(Page and application data records)
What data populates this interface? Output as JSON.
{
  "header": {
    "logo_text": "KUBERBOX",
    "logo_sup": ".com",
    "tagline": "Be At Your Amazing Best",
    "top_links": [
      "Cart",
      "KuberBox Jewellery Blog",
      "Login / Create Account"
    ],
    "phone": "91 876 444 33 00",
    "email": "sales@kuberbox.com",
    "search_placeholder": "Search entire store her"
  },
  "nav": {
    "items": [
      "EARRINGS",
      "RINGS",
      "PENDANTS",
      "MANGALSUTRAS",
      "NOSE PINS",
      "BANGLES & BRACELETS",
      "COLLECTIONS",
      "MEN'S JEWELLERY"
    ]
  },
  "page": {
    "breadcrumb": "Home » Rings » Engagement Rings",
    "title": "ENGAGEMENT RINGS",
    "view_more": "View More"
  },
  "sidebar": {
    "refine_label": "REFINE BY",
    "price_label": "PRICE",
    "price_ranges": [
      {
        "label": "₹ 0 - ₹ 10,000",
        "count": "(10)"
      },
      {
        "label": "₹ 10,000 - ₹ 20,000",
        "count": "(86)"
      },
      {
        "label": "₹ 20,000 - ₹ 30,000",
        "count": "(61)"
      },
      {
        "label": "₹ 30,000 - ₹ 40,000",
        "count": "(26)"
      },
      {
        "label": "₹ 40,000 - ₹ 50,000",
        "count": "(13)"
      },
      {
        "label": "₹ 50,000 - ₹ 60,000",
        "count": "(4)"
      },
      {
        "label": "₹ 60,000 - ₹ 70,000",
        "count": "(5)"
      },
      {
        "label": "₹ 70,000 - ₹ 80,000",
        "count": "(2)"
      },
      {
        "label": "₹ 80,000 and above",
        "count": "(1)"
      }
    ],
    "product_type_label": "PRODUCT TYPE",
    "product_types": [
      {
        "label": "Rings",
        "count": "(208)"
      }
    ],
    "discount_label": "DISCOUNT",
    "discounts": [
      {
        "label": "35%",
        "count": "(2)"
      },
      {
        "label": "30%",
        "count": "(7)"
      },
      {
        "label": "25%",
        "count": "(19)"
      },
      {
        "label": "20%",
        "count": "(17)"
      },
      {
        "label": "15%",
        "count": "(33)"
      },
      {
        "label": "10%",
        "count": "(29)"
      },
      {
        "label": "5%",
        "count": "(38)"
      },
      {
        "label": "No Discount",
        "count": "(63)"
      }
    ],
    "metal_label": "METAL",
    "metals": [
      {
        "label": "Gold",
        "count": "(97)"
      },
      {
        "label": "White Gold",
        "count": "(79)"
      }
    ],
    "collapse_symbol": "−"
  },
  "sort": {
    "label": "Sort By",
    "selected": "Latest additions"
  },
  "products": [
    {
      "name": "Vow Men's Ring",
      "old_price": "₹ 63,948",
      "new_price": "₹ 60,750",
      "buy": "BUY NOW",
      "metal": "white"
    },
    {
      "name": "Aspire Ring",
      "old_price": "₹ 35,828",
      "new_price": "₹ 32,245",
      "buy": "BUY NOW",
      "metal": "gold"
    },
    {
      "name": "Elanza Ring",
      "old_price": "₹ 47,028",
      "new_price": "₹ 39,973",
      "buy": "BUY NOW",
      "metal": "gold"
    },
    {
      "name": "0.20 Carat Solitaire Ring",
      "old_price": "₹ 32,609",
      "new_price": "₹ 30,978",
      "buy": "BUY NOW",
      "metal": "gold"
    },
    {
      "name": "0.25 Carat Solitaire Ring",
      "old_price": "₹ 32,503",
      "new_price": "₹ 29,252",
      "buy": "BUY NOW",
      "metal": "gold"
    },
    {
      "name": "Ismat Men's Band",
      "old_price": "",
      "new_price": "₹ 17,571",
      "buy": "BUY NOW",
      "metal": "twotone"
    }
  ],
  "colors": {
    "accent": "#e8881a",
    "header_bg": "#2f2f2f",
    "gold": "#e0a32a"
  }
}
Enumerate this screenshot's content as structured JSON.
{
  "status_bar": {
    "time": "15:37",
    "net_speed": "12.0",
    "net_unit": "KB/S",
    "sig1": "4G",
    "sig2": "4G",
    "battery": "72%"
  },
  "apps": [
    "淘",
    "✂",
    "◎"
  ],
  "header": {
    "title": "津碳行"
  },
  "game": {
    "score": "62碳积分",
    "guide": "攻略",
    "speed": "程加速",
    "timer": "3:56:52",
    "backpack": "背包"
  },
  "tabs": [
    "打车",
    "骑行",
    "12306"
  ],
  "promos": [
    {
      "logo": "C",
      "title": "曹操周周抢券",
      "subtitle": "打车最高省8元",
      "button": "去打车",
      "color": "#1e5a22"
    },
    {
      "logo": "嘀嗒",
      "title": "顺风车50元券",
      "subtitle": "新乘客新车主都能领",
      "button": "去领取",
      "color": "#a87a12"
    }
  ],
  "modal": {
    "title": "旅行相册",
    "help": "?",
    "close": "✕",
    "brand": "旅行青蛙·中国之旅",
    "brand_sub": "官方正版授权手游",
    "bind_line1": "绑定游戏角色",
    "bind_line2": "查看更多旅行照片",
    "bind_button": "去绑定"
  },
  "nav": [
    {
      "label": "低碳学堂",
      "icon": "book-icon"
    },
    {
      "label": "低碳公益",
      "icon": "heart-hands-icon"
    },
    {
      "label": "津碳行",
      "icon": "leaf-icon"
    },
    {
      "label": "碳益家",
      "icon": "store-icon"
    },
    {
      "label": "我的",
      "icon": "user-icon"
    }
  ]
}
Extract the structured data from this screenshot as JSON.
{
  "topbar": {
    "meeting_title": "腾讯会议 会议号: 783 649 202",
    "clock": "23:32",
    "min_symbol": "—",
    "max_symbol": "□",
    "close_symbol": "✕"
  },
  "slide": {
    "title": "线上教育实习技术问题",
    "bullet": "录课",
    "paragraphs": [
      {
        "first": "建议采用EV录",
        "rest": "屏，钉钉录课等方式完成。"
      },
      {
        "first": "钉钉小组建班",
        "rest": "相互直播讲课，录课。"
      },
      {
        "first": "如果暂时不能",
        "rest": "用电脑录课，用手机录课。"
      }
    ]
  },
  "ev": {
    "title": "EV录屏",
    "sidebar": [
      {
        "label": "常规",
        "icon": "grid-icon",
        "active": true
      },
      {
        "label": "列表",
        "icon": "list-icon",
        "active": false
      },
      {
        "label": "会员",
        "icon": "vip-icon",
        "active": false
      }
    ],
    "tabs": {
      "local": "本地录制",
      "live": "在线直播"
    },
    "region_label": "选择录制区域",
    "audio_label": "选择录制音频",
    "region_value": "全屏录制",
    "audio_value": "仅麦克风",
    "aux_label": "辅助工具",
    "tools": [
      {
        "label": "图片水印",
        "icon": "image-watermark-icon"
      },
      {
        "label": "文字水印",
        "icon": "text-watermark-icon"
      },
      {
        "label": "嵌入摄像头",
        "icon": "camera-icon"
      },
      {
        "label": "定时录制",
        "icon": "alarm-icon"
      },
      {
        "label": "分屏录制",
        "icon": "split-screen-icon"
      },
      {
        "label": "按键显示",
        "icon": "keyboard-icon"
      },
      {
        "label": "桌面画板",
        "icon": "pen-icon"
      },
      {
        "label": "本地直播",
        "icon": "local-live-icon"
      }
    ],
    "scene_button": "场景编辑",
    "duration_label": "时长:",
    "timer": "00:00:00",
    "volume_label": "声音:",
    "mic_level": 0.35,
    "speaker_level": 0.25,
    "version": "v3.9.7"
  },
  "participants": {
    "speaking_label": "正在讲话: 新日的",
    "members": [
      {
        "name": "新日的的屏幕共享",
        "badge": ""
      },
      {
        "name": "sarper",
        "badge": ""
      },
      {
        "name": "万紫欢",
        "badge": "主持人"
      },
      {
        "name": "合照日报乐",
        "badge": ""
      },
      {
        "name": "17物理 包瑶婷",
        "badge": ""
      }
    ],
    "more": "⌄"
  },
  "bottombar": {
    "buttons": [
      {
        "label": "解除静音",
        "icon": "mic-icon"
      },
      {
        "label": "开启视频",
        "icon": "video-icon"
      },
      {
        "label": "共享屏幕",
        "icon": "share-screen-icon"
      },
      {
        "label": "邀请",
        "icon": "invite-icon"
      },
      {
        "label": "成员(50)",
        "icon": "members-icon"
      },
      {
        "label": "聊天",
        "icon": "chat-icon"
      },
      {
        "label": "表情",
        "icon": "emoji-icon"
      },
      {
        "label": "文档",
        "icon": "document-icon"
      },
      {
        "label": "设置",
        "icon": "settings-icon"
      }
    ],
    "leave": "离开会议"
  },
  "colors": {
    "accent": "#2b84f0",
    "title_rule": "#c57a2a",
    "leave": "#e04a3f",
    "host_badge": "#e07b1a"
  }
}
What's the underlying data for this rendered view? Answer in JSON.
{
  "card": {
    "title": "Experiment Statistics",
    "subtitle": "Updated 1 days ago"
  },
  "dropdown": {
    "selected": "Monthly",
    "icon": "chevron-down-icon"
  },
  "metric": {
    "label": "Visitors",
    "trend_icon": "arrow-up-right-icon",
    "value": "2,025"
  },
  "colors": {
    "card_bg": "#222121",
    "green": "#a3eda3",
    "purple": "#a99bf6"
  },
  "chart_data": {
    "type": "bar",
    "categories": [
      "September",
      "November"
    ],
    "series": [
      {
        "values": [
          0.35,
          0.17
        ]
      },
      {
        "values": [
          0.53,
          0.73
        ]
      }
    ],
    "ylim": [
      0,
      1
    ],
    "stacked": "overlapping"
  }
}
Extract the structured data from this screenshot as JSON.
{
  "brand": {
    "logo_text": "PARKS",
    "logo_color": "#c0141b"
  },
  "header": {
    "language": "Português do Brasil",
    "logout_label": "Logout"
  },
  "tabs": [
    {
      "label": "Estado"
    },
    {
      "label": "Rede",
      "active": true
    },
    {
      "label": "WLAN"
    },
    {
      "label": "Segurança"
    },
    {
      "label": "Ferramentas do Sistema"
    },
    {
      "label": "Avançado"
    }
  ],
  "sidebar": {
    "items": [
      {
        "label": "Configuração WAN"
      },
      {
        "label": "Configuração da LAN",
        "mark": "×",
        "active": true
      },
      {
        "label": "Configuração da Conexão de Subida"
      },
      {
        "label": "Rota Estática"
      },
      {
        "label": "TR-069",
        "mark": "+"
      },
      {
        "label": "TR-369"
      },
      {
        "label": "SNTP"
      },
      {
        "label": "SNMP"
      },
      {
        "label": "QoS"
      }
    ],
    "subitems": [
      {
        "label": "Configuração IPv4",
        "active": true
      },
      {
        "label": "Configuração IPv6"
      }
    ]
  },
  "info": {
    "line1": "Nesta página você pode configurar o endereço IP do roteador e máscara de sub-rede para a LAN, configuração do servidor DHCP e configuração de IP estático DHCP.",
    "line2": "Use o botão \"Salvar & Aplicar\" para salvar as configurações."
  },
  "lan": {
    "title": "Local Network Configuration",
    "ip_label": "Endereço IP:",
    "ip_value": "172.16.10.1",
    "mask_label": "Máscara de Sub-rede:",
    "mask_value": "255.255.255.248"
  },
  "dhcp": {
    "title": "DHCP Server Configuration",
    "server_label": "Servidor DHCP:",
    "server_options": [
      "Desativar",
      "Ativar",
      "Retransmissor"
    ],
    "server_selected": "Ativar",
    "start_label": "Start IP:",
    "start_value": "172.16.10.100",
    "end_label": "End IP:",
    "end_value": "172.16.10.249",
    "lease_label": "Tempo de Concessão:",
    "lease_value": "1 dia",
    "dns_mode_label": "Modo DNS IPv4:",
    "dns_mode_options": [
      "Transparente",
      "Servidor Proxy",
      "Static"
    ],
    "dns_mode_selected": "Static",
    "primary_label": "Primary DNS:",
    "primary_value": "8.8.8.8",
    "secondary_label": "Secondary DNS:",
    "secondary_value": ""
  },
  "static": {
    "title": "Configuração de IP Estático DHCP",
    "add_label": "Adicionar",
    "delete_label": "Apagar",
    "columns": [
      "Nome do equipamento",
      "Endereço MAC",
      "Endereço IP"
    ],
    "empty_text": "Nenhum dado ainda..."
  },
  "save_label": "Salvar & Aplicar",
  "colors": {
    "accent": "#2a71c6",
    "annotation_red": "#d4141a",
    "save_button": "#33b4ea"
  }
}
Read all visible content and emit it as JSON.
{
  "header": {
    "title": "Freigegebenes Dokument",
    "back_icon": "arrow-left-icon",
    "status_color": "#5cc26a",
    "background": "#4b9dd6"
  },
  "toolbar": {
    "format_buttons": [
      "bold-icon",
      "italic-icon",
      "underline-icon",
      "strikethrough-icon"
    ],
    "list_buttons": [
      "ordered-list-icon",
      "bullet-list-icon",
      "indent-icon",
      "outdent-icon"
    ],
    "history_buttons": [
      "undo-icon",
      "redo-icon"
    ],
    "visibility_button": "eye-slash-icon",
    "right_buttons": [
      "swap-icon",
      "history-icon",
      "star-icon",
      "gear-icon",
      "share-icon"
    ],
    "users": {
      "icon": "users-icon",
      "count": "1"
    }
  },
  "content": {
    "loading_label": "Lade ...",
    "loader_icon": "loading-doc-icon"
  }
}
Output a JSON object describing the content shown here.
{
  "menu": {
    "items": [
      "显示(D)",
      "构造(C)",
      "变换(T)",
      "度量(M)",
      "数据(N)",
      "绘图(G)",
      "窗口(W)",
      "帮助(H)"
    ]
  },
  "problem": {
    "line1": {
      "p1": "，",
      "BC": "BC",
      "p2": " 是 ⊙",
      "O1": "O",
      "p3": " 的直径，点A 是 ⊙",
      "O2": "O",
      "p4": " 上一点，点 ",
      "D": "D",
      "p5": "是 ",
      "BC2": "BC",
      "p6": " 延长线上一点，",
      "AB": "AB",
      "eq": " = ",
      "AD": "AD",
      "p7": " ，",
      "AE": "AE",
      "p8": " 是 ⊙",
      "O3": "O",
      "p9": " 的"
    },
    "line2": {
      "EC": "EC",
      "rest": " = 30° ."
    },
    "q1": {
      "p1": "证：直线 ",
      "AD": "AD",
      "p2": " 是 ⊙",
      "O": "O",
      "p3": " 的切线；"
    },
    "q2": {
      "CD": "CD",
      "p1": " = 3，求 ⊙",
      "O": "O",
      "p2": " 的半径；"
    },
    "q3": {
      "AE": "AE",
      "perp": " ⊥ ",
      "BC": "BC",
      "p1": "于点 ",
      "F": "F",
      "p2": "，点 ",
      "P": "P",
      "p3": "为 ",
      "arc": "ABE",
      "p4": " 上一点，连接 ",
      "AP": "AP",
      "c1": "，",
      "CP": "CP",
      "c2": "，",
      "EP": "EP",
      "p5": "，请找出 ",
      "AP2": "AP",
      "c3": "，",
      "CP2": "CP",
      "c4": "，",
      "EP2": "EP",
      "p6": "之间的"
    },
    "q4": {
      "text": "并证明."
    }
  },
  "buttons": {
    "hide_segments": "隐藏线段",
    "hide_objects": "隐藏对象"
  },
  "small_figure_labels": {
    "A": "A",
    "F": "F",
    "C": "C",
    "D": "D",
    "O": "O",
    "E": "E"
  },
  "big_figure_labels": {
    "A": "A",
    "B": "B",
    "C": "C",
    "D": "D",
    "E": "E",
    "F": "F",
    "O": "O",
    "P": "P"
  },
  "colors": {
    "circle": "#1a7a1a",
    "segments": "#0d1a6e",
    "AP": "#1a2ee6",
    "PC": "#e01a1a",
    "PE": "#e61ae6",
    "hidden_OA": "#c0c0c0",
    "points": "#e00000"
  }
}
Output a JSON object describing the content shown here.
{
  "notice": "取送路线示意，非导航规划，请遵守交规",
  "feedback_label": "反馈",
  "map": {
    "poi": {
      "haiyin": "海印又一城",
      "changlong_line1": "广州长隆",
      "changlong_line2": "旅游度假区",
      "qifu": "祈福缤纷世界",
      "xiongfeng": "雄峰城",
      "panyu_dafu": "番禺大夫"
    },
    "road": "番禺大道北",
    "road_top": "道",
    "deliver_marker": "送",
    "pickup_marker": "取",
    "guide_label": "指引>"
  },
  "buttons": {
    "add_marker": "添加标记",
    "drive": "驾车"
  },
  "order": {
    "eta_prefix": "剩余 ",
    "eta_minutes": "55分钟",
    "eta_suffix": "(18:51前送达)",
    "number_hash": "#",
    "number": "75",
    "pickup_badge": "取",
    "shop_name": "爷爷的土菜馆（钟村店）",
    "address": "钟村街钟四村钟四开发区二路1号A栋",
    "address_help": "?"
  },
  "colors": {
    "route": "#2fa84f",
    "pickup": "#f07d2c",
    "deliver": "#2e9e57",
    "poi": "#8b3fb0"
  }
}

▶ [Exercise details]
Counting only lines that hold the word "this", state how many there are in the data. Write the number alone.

▶ [Response to the task]
5